:: DATA TO PROCESS
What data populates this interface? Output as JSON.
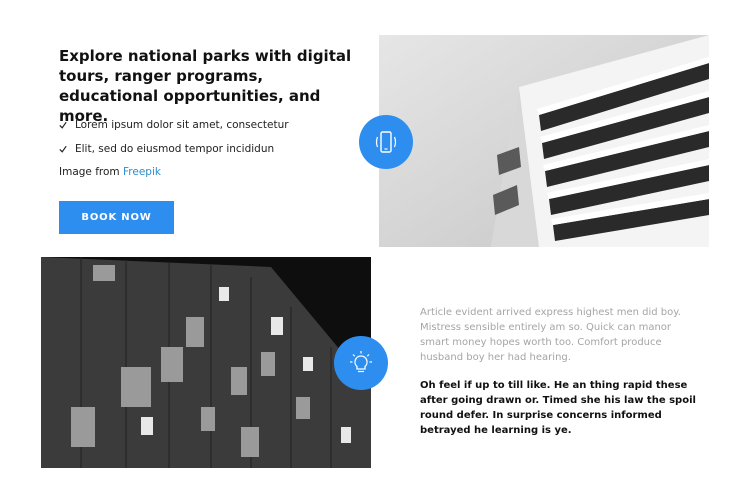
{
  "feature": {
    "heading": "Explore national parks with digital tours, ranger programs, educational opportunities, and more.",
    "checklist": [
      {
        "text": "Lorem ipsum dolor sit amet, consectetur"
      },
      {
        "text": "Elit, sed do eiusmod tempor incididun"
      }
    ],
    "credit_prefix": "Image from",
    "credit_link": "Freepik",
    "button_label": "BOOK NOW",
    "accent_color": "#2e8ef0"
  },
  "icons": {
    "top_circle": "smartphone-icon",
    "bottom_circle": "lightbulb-icon",
    "check": "checkmark-icon"
  },
  "images": {
    "top": "building-facade-balconies-photo",
    "bottom": "dark-building-windows-photo"
  },
  "text_block": {
    "muted": "Article evident arrived express highest men did boy. Mistress sensible entirely am so. Quick can manor smart money hopes worth too. Comfort produce husband boy her had hearing.",
    "bold": "Oh feel if up to till like. He an thing rapid these after going drawn or. Timed she his law the spoil round defer. In surprise concerns informed betrayed he learning is ye."
  }
}
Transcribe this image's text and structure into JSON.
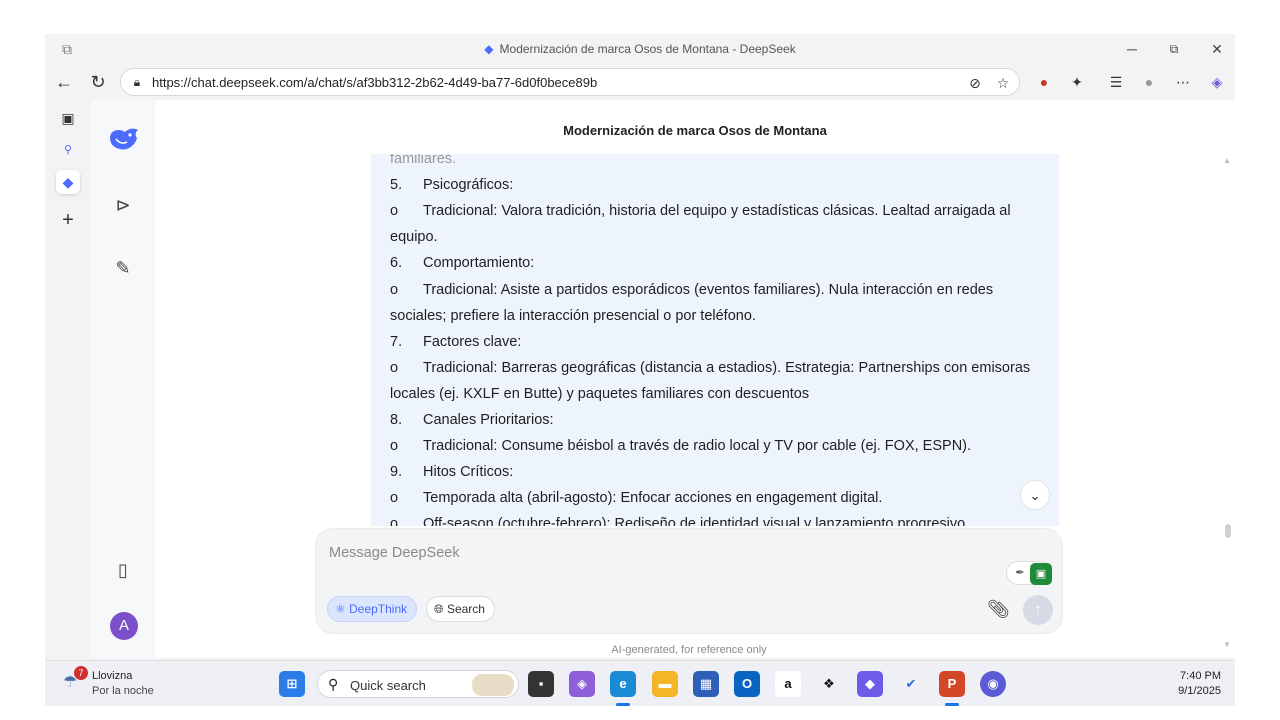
{
  "browser": {
    "window_title": "Modernización de marca Osos de Montana - DeepSeek",
    "url": "https://chat.deepseek.com/a/chat/s/af3bb312-2b62-4d49-ba77-6d0f0bece89b"
  },
  "chat": {
    "title": "Modernización de marca Osos de Montana",
    "lines": [
      {
        "num": "",
        "text": "familiares.",
        "faded": true
      },
      {
        "num": "5.",
        "text": "Psicográficos:"
      },
      {
        "num": "o",
        "text": "Tradicional: Valora tradición, historia del equipo y estadísticas clásicas. Lealtad arraigada al"
      },
      {
        "num": "",
        "text": "equipo."
      },
      {
        "num": "6.",
        "text": "Comportamiento:"
      },
      {
        "num": "o",
        "text": "Tradicional: Asiste a partidos esporádicos (eventos familiares). Nula interacción en redes"
      },
      {
        "num": "",
        "text": "sociales; prefiere la interacción presencial o por teléfono."
      },
      {
        "num": "7.",
        "text": "Factores clave:"
      },
      {
        "num": "o",
        "text": "Tradicional: Barreras geográficas (distancia a estadios). Estrategia: Partnerships con emisoras"
      },
      {
        "num": "",
        "text": "locales (ej. KXLF en Butte) y paquetes familiares con descuentos"
      },
      {
        "num": "8.",
        "text": "Canales Prioritarios:"
      },
      {
        "num": "o",
        "text": "Tradicional: Consume béisbol a través de radio local y TV por cable (ej. FOX, ESPN)."
      },
      {
        "num": "9.",
        "text": "Hitos Críticos:"
      },
      {
        "num": "o",
        "text": "Temporada alta (abril-agosto): Enfocar acciones en engagement digital."
      },
      {
        "num": "o",
        "text": "Off-season (octubre-febrero): Rediseño de identidad visual y lanzamiento progresivo"
      }
    ]
  },
  "composer": {
    "placeholder": "Message DeepSeek",
    "deepthink_label": "DeepThink",
    "search_label": "Search"
  },
  "disclaimer": "AI-generated, for reference only",
  "sidebar": {
    "avatar_letter": "A"
  },
  "taskbar": {
    "weather_condition": "Llovizna",
    "weather_sub": "Por la noche",
    "weather_badge": "7",
    "search_label": "Quick search",
    "time": "7:40 PM",
    "date": "9/1/2025"
  },
  "colors": {
    "accent": "#4d6bfe",
    "message_bg": "#eef4fd",
    "avatar": "#7b4fc8"
  }
}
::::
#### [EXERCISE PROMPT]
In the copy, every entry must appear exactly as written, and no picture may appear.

#### [ANSWER FOR THE TASK]
What data populates this interface? Output as JSON.
{
  "feature": {
    "heading": "Explore national parks with digital tours, ranger programs, educational opportunities, and more.",
    "checklist": [
      {
        "text": "Lorem ipsum dolor sit amet, consectetur"
      },
      {
        "text": "Elit, sed do eiusmod tempor incididun"
      }
    ],
    "credit_prefix": "Image from",
    "credit_link": "Freepik",
    "button_label": "BOOK NOW",
    "accent_color": "#2e8ef0"
  },
  "icons": {
    "top_circle": "smartphone-icon",
    "bottom_circle": "lightbulb-icon",
    "check": "checkmark-icon"
  },
  "images": {
    "top": "building-facade-balconies-photo",
    "bottom": "dark-building-windows-photo"
  },
  "text_block": {
    "muted": "Article evident arrived express highest men did boy. Mistress sensible entirely am so. Quick can manor smart money hopes worth too. Comfort produce husband boy her had hearing.",
    "bold": "Oh feel if up to till like. He an thing rapid these after going drawn or. Timed she his law the spoil round defer. In surprise concerns informed betrayed he learning is ye."
  }
}
Transcribe this image's text and structure into JSON.
{
  "browser": {
    "window_title": "Modernización de marca Osos de Montana - DeepSeek",
    "url": "https://chat.deepseek.com/a/chat/s/af3bb312-2b62-4d49-ba77-6d0f0bece89b"
  },
  "chat": {
    "title": "Modernización de marca Osos de Montana",
    "lines": [
      {
        "num": "",
        "text": "familiares.",
        "faded": true
      },
      {
        "num": "5.",
        "text": "Psicográficos:"
      },
      {
        "num": "o",
        "text": "Tradicional: Valora tradición, historia del equipo y estadísticas clásicas. Lealtad arraigada al"
      },
      {
        "num": "",
        "text": "equipo."
      },
      {
        "num": "6.",
        "text": "Comportamiento:"
      },
      {
        "num": "o",
        "text": "Tradicional: Asiste a partidos esporádicos (eventos familiares). Nula interacción en redes"
      },
      {
        "num": "",
        "text": "sociales; prefiere la interacción presencial o por teléfono."
      },
      {
        "num": "7.",
        "text": "Factores clave:"
      },
      {
        "num": "o",
        "text": "Tradicional: Barreras geográficas (distancia a estadios). Estrategia: Partnerships con emisoras"
      },
      {
        "num": "",
        "text": "locales (ej. KXLF en Butte) y paquetes familiares con descuentos"
      },
      {
        "num": "8.",
        "text": "Canales Prioritarios:"
      },
      {
        "num": "o",
        "text": "Tradicional: Consume béisbol a través de radio local y TV por cable (ej. FOX, ESPN)."
      },
      {
        "num": "9.",
        "text": "Hitos Críticos:"
      },
      {
        "num": "o",
        "text": "Temporada alta (abril-agosto): Enfocar acciones en engagement digital."
      },
      {
        "num": "o",
        "text": "Off-season (octubre-febrero): Rediseño de identidad visual y lanzamiento progresivo"
      }
    ]
  },
  "composer": {
    "placeholder": "Message DeepSeek",
    "deepthink_label": "DeepThink",
    "search_label": "Search"
  },
  "disclaimer": "AI-generated, for reference only",
  "sidebar": {
    "avatar_letter": "A"
  },
  "taskbar": {
    "weather_condition": "Llovizna",
    "weather_sub": "Por la noche",
    "weather_badge": "7",
    "search_label": "Quick search",
    "time": "7:40 PM",
    "date": "9/1/2025"
  },
  "colors": {
    "accent": "#4d6bfe",
    "message_bg": "#eef4fd",
    "avatar": "#7b4fc8"
  }
}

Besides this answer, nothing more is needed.